Finally the adulterous queen is brought to justice, and her punishment fits her shameful crime. She is stripped naked, stoned, and her corpse hacked to pieces – by the very idols she had sought her satisfaction from! God’s judgement is to had us over to the outworking of our own sin. To live in the degradation, shame and alienation that sin brings is the essence of Hell. God sends to Hell those who have chosen it over the joy of knowing Him.

44-59

The seriousness of the people’s sin is rubbed in by comparing them to Sodom and Samaria. Sodom was known as the epitome of pagan sinfulness, being destroyed by God by raining sulphur (Genesis 18 & 19), and Samaria (The northern tribes) were considered even more given over to idolatry, and had been captured and scattered by the Assyrians 150 years earlier. Yet the sin of the people of Judah, smugly sitting in Jerusalem thinking they were OK, made these two peoples seem righteous by comparison! So much so, that, ‘…your sisters, Sodom with her daughters and Samaria with her daughters, will return to what they were before; and you and your daughters will return to what you were before (55) – ie. they will be restored to their former glory; but you will be restored to your former status, as an abandoned child, left to die in the wilderness.

60-63

This is the most shocking part of the entire chapter!

God has just brought his case against the people, and shown them that they deserve all that they are about to receive from the hands of the Babylonians. Justice would demand that the prince cancel the covenant, divorce His wife, strip her of all that He had given her, and cast her out into the streets with nothing, left to be destroyed by her sin and her idols, and abandon her forever – just as her original parents did. But He doesn’t!

In the face of horrific, degrading, abhorrent sin, God remains true to His gracious promise to bring restoration to the world. He will ‘remember the covenant I made with you in the days of your youth’ – ie. the promises made to Abraham: ‘…in your blood, live!’ – and establish it as ‘an everlasting covenant’ (60). This is lavish grace. We may often think of grace as God being a bit soft, thinking nice things about us, and saying, ‘You’re all right, I guess!’ However true, biblical grace is when we, deserving the worst, are given the best; when God acts with pure unmerited favour towards those who have spat in His face and shown nothing by disdain for Him; it is God loving his enemies and praying for those who persecute him (Matthew 5:43-44). Grace leaves us with no delusion that that we deserve in any way any of the good that God does towards us in saving us from our sin. Grace is not God overlooking or ignoring sin, but accepting sinners on the basis of the atonement that He Himself, at His own cost, makes for sin (63). This is why God is so explicit and crude in his depiction of sin; so that the beauty and magnificence of Grace may be seen for what it truly is.

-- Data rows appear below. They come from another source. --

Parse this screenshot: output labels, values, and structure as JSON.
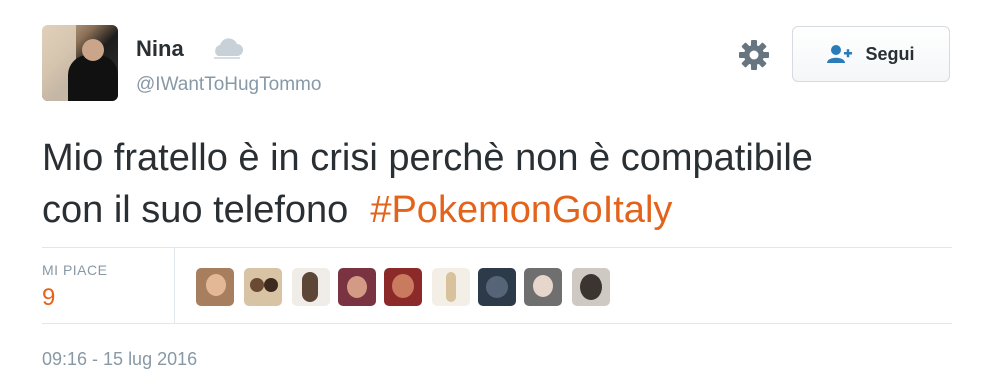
{
  "user": {
    "name": "Nina",
    "handle": "@IWantToHugTommo"
  },
  "actions": {
    "follow_label": "Segui"
  },
  "tweet": {
    "text_line1": "Mio fratello è in crisi perchè non è compatibile",
    "text_line2": "con il suo telefono",
    "hashtag": "#PokemonGoItaly"
  },
  "stats": {
    "likes_label": "MI PIACE",
    "likes_count": "9"
  },
  "likers": [
    {
      "name": "liker-1"
    },
    {
      "name": "liker-2"
    },
    {
      "name": "liker-3"
    },
    {
      "name": "liker-4"
    },
    {
      "name": "liker-5"
    },
    {
      "name": "liker-6"
    },
    {
      "name": "liker-7"
    },
    {
      "name": "liker-8"
    },
    {
      "name": "liker-9"
    }
  ],
  "timestamp": "09:16 - 15 lug 2016",
  "colors": {
    "hashtag": "#e4631b",
    "likes_count": "#e4631b",
    "follow_icon": "#2b7bb9",
    "secondary_text": "#8899a6"
  },
  "icons": {
    "weather": "cloud-icon",
    "settings": "gear-icon",
    "follow": "add-user-icon"
  }
}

This section also contains a hint of the fulfilment of God’s promise to bring blessing to the nations. The restoration of Samaria and Sodom have never happened in a physical way, however in the book of Acts we see the Gospel go out to Samaritans and then to Gentiles. God’s people will receive ‘…your sisters, both your elder and your younger, and I give them to you as daughters, but not on account of the covenant with you (61) – in other words, God will do something new – a New Covenant – that will bring the pagans and the estranged Samaritans in to become one family with the Jews. This covenant was established through the atoning death and resurrection of Jesus. Ezekiel 16 gives a message not just for 6th century BC Jews, but of all people everywhere:

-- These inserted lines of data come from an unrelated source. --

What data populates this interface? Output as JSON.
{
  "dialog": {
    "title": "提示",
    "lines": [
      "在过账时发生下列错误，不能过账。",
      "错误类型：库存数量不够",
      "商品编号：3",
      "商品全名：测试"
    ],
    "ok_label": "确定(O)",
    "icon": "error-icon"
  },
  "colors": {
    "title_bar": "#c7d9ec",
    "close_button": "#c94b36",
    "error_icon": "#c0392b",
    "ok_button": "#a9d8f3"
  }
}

  1. Know the purpose for which you are created: An intimate relationship with God
  2. Recognise the greatness of your sin; the destruction and degradation it brings, and the judgement it deserves; and
  3. See the lavish grace towards you, displayed in the death and resurrection of Jesus for your sin, and put your trust in Him.